Children, pregnant woman and fetuses in utero have a higher susceptibility to these chemicals, which can significantly alter growth patterns with repeated use. There are also a number of illnesses that have cropped up since factory farms have become more prevalent, like mad cow disease and the avian (bird) flu. This happens when animals are fed contaminated feed containing the protein from other animals, like sheep, and also proteins from their own species.

Mad cow disease, otherwise known as bovine spongiform encephalopathy, is a disorder that affects the nervous system and causes the brain to rot. The cause can be traced to a particularly abnormal protein surrounding the brains of animals, and causes fatality to the animal afflicted. If humans eat the diseased tissue from an animal suffering from mad cow disease they can develop a condition known as variant Creutzfeldt-Jakob disease, which can incubate in your body for years before displaying symptoms such as depression, dementia and difficulty walking, with a rapid, aggressive downhill slide as the disease quickly advances.

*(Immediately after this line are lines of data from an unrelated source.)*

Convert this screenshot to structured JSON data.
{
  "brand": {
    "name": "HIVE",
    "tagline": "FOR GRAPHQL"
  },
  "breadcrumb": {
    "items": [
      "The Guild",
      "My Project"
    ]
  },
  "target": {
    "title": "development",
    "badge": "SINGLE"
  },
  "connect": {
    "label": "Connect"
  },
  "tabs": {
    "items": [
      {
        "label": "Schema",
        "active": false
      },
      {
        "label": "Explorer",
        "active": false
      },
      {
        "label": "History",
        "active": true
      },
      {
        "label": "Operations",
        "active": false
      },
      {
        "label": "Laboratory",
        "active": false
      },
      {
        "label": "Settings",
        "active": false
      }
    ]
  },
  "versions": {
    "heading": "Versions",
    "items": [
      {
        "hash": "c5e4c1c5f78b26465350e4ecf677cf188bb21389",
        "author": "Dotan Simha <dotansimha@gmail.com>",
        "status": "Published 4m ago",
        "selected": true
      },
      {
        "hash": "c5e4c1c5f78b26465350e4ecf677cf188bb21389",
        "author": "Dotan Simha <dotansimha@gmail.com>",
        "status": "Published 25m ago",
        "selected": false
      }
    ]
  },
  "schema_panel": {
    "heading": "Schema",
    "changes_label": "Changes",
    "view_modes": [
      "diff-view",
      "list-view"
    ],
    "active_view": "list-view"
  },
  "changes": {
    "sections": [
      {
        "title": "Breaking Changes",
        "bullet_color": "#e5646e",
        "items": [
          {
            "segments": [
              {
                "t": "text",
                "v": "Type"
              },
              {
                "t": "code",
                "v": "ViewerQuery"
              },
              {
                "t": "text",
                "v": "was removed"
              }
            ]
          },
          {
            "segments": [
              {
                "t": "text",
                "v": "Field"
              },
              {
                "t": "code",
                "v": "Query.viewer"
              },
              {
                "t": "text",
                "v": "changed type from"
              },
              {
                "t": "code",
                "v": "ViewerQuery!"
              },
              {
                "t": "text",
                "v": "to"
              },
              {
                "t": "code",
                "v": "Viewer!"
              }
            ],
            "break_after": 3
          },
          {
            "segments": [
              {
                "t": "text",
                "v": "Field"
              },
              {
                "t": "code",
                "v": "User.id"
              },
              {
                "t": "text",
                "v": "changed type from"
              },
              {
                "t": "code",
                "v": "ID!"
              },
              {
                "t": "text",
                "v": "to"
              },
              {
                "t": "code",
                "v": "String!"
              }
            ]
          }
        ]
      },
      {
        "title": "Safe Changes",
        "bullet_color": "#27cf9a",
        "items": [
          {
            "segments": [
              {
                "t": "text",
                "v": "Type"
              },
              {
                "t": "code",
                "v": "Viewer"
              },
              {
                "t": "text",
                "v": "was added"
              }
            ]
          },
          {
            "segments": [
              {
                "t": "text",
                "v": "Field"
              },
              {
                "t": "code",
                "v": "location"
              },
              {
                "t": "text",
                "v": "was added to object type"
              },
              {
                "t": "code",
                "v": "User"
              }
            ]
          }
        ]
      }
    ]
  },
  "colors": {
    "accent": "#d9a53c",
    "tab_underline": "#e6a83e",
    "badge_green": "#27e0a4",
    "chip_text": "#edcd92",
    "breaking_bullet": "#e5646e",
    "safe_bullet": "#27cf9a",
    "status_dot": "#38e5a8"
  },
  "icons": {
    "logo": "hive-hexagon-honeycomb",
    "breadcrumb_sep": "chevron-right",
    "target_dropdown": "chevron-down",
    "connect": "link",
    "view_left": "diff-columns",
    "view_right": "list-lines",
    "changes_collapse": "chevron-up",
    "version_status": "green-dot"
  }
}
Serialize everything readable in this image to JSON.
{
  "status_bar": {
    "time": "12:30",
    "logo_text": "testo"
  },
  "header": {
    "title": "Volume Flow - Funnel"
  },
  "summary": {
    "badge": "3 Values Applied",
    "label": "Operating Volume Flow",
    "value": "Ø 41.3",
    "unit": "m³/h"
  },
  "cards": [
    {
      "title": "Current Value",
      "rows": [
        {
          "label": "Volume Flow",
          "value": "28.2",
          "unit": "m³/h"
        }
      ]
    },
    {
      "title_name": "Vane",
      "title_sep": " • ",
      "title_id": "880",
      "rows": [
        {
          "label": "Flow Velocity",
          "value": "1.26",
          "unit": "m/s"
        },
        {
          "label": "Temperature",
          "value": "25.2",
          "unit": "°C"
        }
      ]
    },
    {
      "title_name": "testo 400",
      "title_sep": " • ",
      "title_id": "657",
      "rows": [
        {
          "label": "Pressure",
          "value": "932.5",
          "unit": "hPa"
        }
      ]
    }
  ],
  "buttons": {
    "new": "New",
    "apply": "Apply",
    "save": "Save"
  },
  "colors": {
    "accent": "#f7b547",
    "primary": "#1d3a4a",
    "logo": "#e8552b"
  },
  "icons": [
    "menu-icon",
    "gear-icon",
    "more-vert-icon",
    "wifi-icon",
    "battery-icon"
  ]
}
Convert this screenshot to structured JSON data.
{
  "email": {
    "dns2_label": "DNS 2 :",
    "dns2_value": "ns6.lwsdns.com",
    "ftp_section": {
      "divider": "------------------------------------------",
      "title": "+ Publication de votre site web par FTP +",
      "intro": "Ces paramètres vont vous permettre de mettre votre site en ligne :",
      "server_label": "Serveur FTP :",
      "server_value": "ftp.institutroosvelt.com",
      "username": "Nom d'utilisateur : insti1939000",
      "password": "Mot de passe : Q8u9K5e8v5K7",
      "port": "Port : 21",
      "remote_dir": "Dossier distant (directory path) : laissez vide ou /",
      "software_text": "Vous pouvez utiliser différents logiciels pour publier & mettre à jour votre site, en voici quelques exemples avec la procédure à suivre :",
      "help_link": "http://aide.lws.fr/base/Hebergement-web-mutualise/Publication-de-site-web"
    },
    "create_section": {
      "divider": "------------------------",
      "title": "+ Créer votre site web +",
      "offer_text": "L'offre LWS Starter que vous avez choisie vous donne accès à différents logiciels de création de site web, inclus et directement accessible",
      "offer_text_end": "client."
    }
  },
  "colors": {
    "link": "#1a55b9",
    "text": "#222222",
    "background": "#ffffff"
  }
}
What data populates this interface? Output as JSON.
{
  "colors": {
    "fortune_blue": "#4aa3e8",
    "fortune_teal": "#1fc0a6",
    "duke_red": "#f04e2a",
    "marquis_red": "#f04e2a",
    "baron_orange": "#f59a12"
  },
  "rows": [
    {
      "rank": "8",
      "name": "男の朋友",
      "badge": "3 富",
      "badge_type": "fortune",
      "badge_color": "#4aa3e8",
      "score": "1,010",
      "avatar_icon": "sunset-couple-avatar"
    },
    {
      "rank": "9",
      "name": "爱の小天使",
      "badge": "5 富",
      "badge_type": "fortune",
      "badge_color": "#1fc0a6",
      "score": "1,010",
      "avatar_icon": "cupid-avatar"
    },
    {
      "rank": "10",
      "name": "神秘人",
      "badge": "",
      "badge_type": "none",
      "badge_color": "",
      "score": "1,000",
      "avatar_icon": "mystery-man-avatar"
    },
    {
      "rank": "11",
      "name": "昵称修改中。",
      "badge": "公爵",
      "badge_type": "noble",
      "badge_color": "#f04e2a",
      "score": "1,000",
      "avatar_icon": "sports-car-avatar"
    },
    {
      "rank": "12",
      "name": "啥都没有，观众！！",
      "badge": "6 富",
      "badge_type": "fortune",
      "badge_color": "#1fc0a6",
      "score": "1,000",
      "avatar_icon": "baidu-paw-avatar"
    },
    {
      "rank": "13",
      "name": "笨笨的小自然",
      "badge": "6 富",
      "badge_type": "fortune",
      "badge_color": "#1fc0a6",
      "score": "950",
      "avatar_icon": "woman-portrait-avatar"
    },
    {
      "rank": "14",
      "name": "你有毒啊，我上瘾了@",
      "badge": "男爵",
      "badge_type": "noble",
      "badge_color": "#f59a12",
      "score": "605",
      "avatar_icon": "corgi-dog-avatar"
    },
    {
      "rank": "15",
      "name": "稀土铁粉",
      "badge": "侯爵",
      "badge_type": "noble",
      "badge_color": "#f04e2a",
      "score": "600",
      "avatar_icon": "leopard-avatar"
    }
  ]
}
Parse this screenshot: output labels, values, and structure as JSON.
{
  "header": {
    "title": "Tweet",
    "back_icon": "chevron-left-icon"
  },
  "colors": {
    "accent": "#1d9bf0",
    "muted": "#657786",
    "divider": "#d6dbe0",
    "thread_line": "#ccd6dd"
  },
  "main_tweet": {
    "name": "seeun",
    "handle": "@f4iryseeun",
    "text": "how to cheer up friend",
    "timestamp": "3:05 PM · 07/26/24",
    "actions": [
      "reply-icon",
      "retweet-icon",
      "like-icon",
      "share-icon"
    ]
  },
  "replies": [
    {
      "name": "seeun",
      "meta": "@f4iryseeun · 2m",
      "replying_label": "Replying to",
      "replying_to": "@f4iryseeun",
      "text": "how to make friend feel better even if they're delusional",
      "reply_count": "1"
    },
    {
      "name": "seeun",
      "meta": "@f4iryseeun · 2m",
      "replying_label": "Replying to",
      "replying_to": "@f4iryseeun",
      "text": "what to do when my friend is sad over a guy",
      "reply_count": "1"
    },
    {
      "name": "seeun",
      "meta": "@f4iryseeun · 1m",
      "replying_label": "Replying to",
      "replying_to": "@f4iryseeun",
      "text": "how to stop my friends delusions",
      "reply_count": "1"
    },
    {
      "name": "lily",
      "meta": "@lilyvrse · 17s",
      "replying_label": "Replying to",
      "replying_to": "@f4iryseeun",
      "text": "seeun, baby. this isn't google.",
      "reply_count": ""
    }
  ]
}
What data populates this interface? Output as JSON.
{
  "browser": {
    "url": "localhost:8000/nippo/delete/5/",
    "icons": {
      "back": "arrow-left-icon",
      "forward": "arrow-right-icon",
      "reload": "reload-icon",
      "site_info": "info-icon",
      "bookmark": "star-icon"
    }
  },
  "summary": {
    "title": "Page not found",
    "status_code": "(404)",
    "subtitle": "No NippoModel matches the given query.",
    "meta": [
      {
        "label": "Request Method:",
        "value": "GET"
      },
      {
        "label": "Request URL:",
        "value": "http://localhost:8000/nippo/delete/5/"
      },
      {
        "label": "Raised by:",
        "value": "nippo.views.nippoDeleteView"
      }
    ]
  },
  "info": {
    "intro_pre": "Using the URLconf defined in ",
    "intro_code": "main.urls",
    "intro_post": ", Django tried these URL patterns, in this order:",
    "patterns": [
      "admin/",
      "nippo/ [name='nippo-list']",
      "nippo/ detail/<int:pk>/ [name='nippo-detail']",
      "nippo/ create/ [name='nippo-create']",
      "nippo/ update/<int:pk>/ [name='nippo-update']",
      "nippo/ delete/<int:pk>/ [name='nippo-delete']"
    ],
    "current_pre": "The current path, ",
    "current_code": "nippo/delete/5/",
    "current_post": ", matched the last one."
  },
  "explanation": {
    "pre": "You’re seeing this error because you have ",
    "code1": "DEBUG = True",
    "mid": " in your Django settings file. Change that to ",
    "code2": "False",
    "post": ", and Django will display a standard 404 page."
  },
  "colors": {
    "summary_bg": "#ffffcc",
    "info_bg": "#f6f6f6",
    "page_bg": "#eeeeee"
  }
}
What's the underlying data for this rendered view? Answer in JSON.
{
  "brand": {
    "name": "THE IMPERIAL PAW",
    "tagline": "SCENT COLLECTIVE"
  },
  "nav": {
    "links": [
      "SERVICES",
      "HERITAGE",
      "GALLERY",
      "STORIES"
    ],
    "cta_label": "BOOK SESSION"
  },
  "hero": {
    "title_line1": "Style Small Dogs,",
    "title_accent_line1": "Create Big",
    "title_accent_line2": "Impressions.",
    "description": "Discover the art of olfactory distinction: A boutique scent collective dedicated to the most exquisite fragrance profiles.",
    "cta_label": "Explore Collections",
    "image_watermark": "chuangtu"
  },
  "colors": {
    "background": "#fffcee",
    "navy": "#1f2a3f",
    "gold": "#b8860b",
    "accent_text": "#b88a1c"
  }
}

Bird flu, or avian influenza, manifests when humans come in contact with sick or dead poultry, a common occurrence on factory farms where chickens, ducks and other birds are kept in poor conditions with little care. It is highly contagious and is more likely to be caught by breathing in the pathogens of the disease instead of eating the animal infected, a much more dangerous scenario than previously imagined.

If one chooses to eat meat, an alternative is to consume ethically raised and fed animals, such as free run chickens or grass fed beef, rather than promoting the consumption of animals raised for mass production.

Vegetarianism and the Ayurvedic lifestyle find a way to celebrate nature without causing undue harm to the world. A way to live without unnaturally hurting other living things. The belief that what we do to other living beings affects our life beyond this one, as well as the understanding that what we eat ultimately affects who we are, is a harmonious balance of karma that keeps the vegetarian in check. Our consciousness as a collective can only evolve when we realize we are all here for a greater purpose, and that the ill treatment of another organism can only lead to our eventual detriment.

Go to www.humanesociety.org for much more information and statistics.

Farm Animal Statistics: Slaughter Totals

Source: www.humanesociety.org/

Note: These data do not include statistics on the slaughter of fish, crustaceans, rabbits, and other farmed animals for which the USDA does not provide information, or on the slaughter of animals that are not farmed, such as equines. The USDA estimates that up to 2 million rabbits were slaughtered in 2001 in the United States.